**Table C: Combining Customer Transaction with Hedging Transaction**

Action | Today | Year 1 | Year 2 |
---|---|---|---|

Borrow For 2 Years: | $101,010 | -$3,030 | -$104,040 |

Lend For 1 Year: | -$101,010 | $103,030 | $0 |

Net Cash Flow: | $0 | $100,000 | -$104,040 |

Loan To Customer: | $0 | -$100,000 | $104,040 |

Final Cash Flow: | $0 | $0 | $0 |

This 4.04% forward rate is not only the rate at which you would be willing to lend money to somebody else, starting one year from today. It is also the rate at which the market in general would be willing to contract today to borrow or lend money for one year starting 12 months from today. Why is this? Because if the market in general was willing to pay a higher forward starting interest rate of, say, 5%, you would receive $105,000 at the end of year 2 and make a windfall profit of $960. Similarly, if the market’s forward rate was only 3%, anybody who tried to fund such a transaction using the current spot rates, would inevitably lose $1,040 in year 2 on every transaction. Neither of these outcomes is sustainable because eventually those market participants who were paying 5% would offer a lower forward rate, while those who were receiving 3% would demand a higher rate, moving the market until the rate would stabilize at 4.04%. This is the only rate at which nobody can make a free windfall profit and is called the “arbitrage-free rate”.

**Zero Rates**

Up to now we have assumed that interest is paid annually on the principal amount. We assumed that the market rate for a 2-year loan under these conditions is 3%. When we receive $3,000 in interest at the end of year one we could simply spend the money or, alternatively, we could invest it again for one year and today we could lock in our forward rate of 4.04% for that second year. Table D shows the resulting cash flows.

**Table D: Effect of Reinvesting Annual Interest Until Maturity**

Action | Today | Year 1 | Year 2 |
---|---|---|---|

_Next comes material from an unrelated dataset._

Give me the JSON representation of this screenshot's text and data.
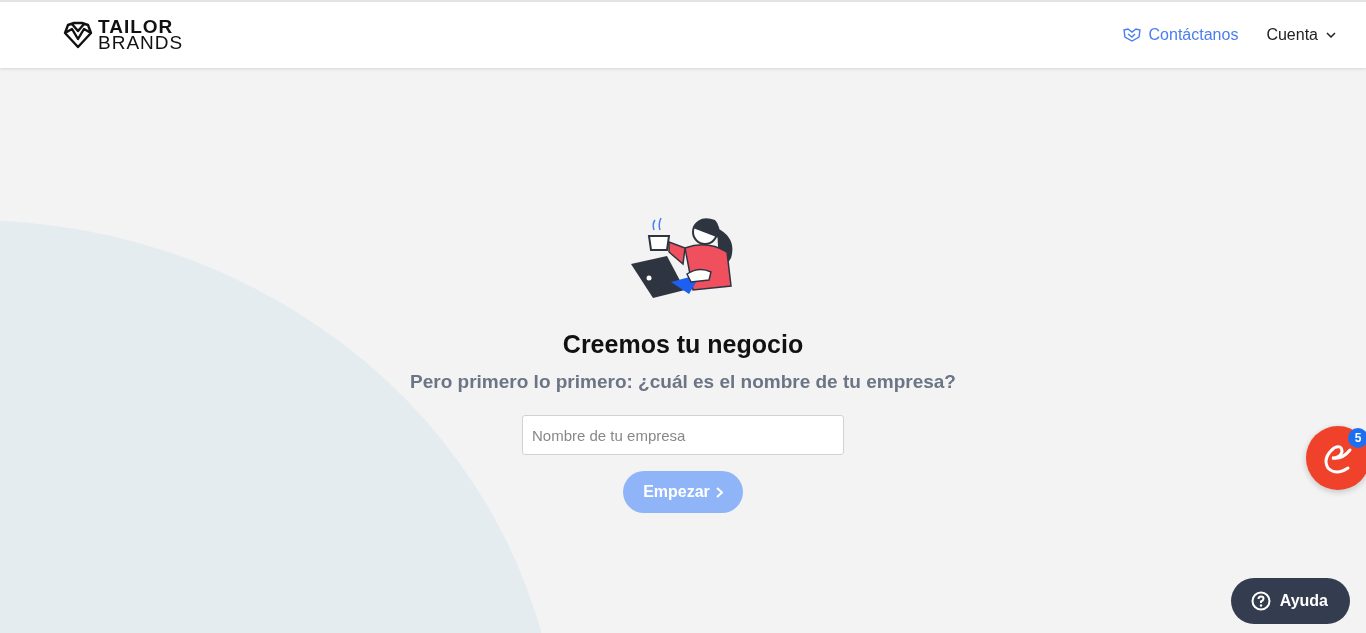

Lend For 2 Years: | $100,000 | -$3,000 | -$103,000 |

Reinvest Year 1 Interest: | $0 | -$3,000 | $3,121 |

Net Cash Flow: | -$100,000 | $0 | -$106,121 |

The initial $100,000 has grown to $106,121 by the end of year 2, a total increase of 6.121% The equivalent annualized compound rate of return is 3.02%, which is calculated using the following formula:

PV * (1+r) ^{n} = FV

(1+r) ^{n} = FV/PV

(1+r) = (FV/PV) ^{(1/n)}

r = [ (FV/PV) ^{(1/n)} ] – 1

where:

FV = future value ($106,121 in our example)

PV = present value ($100,000 in our example)

n = number of compounding periods (2 in our example)

r = compound rate of return (an annual rate in our example)

**From Zero Rates to Zero Values**

We have seen above how to use spot and forward rates to calculate that $100,000 would grow to $106,121 over two years and we can express that growth as a zero rate (i.e. an annualized compound rate of growth). An alternative and useful way to express this relationship is to ask, given the zero rate, how much would I need to invest today for my principal to grow to $1 within some time period, such as 2 years in our example. The answer is obtained by dividing $100,000 by $106,121 and expressing the result as a decimal. In our example, the result in 0.9423. This value is called the 2-year “zero value” – not be confused with the two-year “zero rate”. For a one-year period, we assumed a market interest rate of 2%, so $100,000 would grow to $102,000 and the one-year zero value is 100,000 divided by 102,000 or 0.9804.

What is interesting and very useful to know is that we can easily calculate the forward rate between years 1 and 2 using the formula:

Forward = [(1-year zero) / (2-year zero) ] – 1

Using our example, the results is (0.9804/0.9423) – 1 = 0.0404 or 4.04%

In a later post we will see how we can take zero yields on US Treasury bonds, apply this simple formula and construct an accurate set of forward investment returns that will be the cornerstone or planning for retirement security.